In my business-government relations class yesterday, we were originally scheduled to discuss empirical papers on general information problems in government and bureaucracy. We instead discussed the Russian-Ukrainian situations as best we could.
One interesting result, coming out of intelligence work, is that Putin and others seem generally surprised at how difficult this invasion has been. Why might that be?
One problem in general is that leaders like to surround themselves with "yes people". Leaders don't enjoy having thorns in their sides who challenge their every move or tell them they are wrong. (That's one reason Georgetown's provost is unlikely to ask me to be vice provost.) They prefer to have people who tell them good news and give them optimistic assessments of their plans. That's true even of nice people, like your kindly dean or friendly boss. But this means that in general people in power in bureaucracies will often get lower quality information than they need, or get information presented to them in a rosy way.

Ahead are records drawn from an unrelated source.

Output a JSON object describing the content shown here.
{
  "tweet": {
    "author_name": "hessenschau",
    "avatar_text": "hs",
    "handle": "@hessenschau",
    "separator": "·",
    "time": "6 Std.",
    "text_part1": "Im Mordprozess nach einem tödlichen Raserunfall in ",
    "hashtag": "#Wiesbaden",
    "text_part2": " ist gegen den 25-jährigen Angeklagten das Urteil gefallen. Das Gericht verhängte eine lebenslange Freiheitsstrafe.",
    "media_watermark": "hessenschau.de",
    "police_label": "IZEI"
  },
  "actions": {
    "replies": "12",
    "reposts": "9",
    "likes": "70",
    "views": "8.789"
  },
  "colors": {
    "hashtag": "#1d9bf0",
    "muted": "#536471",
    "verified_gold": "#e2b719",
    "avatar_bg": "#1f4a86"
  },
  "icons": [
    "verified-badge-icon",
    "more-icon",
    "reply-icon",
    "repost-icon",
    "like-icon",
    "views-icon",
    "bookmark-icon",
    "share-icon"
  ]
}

Dictators in particular have a tendency to shoot the messenger and so probably get worse information. For instance, consider a story about Stalin. He orders a census. Because he had murdered and forcibly starved so many people, the real census numbers are low. The census officials know they can't tell Stalin the truths they lie and inflate the numbers. They didn't inflate them enough, so Stalin has them shot. The message is clear: Tell Stalin what he wants to hear. And thus throughout his dictatorship, Stalin is fed false information because his subordinates want to survive.
You might think a perfectly rational dictator would want perfect information so they can make optimal choices. However, dictators--and indeed bosses in general in hierarchies--have significant leeway to externalize the costs of their own ignorance and irrationality onto others. For instance, suppose Putin did not know that the West would respond as it has. Who is suffering the most right now? I doubt Putin is eating any worse, but the average Russian citizen is suffering a lot. Accordingly, while dictators need sufficiently good information and sufficiently rational processing of that information to stay in power, they do not have an incentive structure which leads them to prioritize perfect information or perfect rationality. They, too, are partially rationally ignorant and rationally irrational.